A married person may elect for personal assessment on one's own rather than jointly with one's spouse as far as one is an individual who (i) is of or above the age of 18 years or is under that age if both parents are deceased and (ii) is either ordinarily resident in Hong Kong SAR or a temporary resident of Hong Kong SAR.
However, if a married couple has elected for joint assessment for salaries tax purposes, then an election for personal assessment must be made jointly by both individuals of the married couple.
Joint assessment for married couples
Although the two individuals of a married couple who both earn taxable income are normally taxed separately, they may elect to be taxed jointly (i.e. election for joint assessment) where it is beneficial to them.

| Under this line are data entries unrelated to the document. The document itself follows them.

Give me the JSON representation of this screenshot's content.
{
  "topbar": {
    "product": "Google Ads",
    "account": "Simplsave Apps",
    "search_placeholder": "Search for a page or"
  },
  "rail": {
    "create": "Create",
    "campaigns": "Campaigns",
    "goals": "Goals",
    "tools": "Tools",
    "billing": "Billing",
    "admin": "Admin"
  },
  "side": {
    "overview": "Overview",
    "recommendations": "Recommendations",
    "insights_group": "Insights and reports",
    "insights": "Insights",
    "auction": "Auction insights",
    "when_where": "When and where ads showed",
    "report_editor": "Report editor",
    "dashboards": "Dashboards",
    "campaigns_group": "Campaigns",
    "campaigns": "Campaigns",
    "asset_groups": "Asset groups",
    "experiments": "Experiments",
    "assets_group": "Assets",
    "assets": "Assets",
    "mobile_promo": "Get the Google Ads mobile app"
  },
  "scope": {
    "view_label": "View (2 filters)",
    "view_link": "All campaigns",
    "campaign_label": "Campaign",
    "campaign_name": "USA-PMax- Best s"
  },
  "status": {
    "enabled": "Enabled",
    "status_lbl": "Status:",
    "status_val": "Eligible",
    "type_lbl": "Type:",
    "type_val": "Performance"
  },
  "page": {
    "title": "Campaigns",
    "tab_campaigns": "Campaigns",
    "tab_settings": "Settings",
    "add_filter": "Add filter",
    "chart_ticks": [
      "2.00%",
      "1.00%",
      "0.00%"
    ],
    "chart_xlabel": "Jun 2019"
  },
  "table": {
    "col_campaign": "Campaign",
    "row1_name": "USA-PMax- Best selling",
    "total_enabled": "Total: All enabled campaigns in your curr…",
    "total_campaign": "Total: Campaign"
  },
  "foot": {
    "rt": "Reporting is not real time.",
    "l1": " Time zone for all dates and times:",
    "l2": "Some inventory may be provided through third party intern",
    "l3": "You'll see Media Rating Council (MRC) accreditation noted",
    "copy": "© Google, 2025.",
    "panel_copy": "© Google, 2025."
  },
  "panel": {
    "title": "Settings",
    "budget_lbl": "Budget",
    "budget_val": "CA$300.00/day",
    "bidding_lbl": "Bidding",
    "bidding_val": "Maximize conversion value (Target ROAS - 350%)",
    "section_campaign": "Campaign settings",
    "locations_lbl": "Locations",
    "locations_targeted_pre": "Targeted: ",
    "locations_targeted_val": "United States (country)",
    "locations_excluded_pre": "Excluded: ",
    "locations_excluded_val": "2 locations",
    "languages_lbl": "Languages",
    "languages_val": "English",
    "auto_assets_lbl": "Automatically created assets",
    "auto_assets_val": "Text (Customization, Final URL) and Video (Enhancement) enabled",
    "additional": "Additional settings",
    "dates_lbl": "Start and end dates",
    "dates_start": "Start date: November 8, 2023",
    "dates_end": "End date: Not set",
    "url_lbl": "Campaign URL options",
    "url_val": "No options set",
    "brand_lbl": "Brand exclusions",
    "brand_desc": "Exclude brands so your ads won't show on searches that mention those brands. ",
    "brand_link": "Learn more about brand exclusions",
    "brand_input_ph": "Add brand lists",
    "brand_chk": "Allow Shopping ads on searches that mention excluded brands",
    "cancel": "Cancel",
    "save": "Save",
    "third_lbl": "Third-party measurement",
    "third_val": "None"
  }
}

Under joint assessment, the total income of both spouses will be aggregated under one assessment, with adjustments for allowable deductions and appropriate personal allowances. The total tax liability will then be apportioned between the spouses based on each individual’s respective share of the total aggregated income.
Individual tax returns are issued on the first working day of May each year. The filing deadline is usually within a month from the date of issue. However, individuals who are represented by a tax representative are normally granted an extension of an additional month for filing their returns. Further extensions for return filing may be possible upon application and will be considered on a case-by-case basis.
In more complicated cases (e.g. those involving time apportionment claim), a tax return is usually filed together with a tax computation showing how the net chargeable income is computed. In general, no supporting documents (e.g. donation receipts) are required to be submitted together with a tax return. However, the HKIRD may request such supporting documents subsequent to the filing of the return.
A notice of assessment will be issued after the tax return has been accepted by the HKIRD. Taxpayers may be subject to post-assessment investigation of the HKIRD at a later date.
Payment of tax
Tax is usually payable in two instalments. The dates of payment of tax, which generally fall between January and April of the year following the year in which the tax return is issued, are determined by the Commissioner of Inland Revenue and specified in an assessment notice. A system of provisional tax payments applies whereby estimated tax payments are made during the current year. The provisional salaries tax payable is normally estimated based on the previous year’s net chargeable income. The provisional salaries tax already paid is credited against the final salaries tax assessed for a year of assessment, which is determined after filing of the return.
An employer is not obliged to withhold salaries tax from the remuneration paid to an employee except in cases where an employee is about to leave Hong Kong SAR for more than one month other than on a normal business trip. In such cases, the employer may be required to withhold payments from the departing employee.
As dividends and interest derived by individuals are not subject to Hong Kong income tax, there is no withholding requirement on such income derived by an individual.
Withholding tax is applicable to royalties received by non-resident individuals for the use of the relevant intellectual property in Hong Kong SAR or for the use outside Hong Kong SAR and the royalties paid can be claimed as deductible under profits tax by the payer.
The name of the tax authority is the Hong Kong Inland Revenue Department (HKIRD).
There is no specific tax audit cycle in Hong Kong SAR. Tax investigation targets are selected based on specific facts and circumstances of individual cases and certain criteria (e.g. income level) determined by the HKIRD.
Statute of limitations
An additional assessment may be made by a HKIRD tax assessor if a taxpayer chargeable to tax has not been assessed to tax or has been assessed at less than the proper amount. The assessment must be made within the relevant year of assessment or within six years after the end of that year of assessment. The time limit for making additional assessments is extended when a taxpayer either has not been assessed, or is under-assessed, due to fraud or wilful evasion. In that case an additional assessment may be made up to ten years after the end of the relevant assessment year.
Topics of focus for tax authorities
Salaries tax issues that are often subject to close scrutiny of the tax authority include: time apportionment claim, income exemption claim, taxability of termination payments, taxation of employee share benefits, and taxation of carried interest.